Saturday, July 28, 2012

The Spirit to Endure

I’ve never written a 
blog entry about a movie before, but recently I experienced a film worth reflecting on (and no, I will not tell you
how it ends). 
            The Beasts of the Southern Wild digs into the viewer, touching each of us in a primal and discomforting way. Its opening scenes carry us along the delta and bayou terrain of Louisiana 
to a fictitious town called The Bathtub. The world of The Bathtub is paradoxically both grimy and magical, and through the machinations of child’s mind it takes on mythological proportions.
            I didn’t know, until the next day, when I did some online searching, that the brilliant director of the film, Benh Zeitlin, is only 19 years old.
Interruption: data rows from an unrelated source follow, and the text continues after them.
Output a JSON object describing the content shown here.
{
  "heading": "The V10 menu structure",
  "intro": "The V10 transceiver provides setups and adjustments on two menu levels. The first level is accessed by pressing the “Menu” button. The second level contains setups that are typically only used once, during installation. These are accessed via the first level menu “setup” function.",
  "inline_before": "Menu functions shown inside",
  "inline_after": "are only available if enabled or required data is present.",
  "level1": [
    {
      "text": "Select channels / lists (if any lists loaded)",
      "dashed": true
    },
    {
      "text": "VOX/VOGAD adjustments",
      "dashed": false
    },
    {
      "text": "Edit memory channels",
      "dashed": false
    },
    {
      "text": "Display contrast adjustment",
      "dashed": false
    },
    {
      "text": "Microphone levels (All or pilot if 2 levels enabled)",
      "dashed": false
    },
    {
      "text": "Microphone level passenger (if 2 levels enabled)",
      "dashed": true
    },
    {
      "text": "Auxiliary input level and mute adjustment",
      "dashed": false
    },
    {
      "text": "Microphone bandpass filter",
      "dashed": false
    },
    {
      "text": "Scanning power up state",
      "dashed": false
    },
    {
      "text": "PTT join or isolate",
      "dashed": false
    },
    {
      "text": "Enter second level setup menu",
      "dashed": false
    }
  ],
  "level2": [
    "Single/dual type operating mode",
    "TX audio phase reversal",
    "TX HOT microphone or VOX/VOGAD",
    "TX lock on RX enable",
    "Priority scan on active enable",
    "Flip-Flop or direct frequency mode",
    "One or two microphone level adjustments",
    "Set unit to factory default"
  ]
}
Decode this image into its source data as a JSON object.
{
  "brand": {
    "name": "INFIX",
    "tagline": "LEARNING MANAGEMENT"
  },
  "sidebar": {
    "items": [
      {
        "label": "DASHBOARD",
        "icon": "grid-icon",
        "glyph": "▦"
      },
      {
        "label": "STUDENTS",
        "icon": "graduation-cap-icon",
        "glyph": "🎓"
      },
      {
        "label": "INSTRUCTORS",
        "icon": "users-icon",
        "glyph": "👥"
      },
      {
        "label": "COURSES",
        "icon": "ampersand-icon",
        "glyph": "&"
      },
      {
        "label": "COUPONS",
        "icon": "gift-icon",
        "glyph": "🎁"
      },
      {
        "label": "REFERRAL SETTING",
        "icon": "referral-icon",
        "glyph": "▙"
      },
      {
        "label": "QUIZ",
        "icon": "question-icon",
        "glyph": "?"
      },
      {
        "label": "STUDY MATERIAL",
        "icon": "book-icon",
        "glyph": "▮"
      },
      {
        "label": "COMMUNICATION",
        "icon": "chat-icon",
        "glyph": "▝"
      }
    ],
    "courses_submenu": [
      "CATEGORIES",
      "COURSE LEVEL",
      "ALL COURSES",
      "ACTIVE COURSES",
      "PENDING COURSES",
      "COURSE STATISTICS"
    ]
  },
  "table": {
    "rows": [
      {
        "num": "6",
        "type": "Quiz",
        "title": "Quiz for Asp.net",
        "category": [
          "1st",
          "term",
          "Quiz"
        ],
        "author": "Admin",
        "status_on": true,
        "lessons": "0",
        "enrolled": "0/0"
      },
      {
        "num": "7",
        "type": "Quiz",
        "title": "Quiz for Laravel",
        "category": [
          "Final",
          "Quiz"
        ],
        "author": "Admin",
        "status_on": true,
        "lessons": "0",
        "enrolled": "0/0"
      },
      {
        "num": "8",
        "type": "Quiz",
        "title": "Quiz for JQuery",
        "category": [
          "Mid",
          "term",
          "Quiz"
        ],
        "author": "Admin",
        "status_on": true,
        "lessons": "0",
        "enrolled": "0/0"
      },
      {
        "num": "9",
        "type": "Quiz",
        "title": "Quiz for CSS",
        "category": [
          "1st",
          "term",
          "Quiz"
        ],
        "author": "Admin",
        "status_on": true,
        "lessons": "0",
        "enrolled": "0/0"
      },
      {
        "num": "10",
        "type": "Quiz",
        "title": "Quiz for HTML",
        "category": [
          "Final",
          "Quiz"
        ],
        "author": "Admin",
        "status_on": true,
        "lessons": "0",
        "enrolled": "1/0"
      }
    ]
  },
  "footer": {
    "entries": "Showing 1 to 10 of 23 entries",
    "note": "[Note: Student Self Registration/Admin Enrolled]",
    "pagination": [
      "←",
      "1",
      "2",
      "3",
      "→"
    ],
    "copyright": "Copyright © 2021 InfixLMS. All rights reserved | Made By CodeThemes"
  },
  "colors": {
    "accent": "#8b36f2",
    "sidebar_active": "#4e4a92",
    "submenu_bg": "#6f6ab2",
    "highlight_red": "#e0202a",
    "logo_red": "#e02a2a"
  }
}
Here’s what film critic Roger Ebert had to say about Zeitlin’s film: “Sometimes miraculous films come into being, made by people you’ve never heard of, starring unknown faces, blindsiding you with creative genius. This is such a movie and one of the year’s best.”
            Central to the story line is the relationship between a little girl and her father. Both characters are played by people who never acted a day in their lives. Dwight Henry, who plays the father, is a baker, and Quvenzhané Wallis, a six year old with a spirit and power of self-expression seldom seen in people of any age. Go to YouTube to see their interviews after you’ve seen the movie. The complex nature of their relationship is nuanced and changing to the last moment.

            Aside from the story, the filming, and the grit, Beasts of the Southern Wild focuses attention on the Louisiana delta, showing us the vulnerability of humans and wildlife in the region. In showing us the aftermath of just one storm, I felt as if Zeitlin was shaking every one of us by the shoulders begging us to wake up and do something about the crucial care Louisiana needs. With the destruction of one levee, with the impact of one storm, ocean water can mix with fresh and kill off all manner of plants and animals.
            Even from the beginning of the film, there is a sense of the people of The Bathtub living in the aftermath of a calamity, like sci fi flicks set in post atomic Earth. And there is no pretention that things will get better. Yet all the while the people of the Bathtub keep singing and playing the blessed spirited music that Louisiana gives the world.
            It’s a mystery how such infectiously happy music comes from a place so challenged by poverty, natural disaster, and all the requisite evils of modern society. Nevertheless, in The Bathtub, in Louisiana, old and young, white, black, and every color of people live together hand in hand, in solidarity, singing and dancing as they go.
            Beasts of the Wild South packs an emotional wallop, and symbolically, it would have kept even Carl Jung watching his dreams.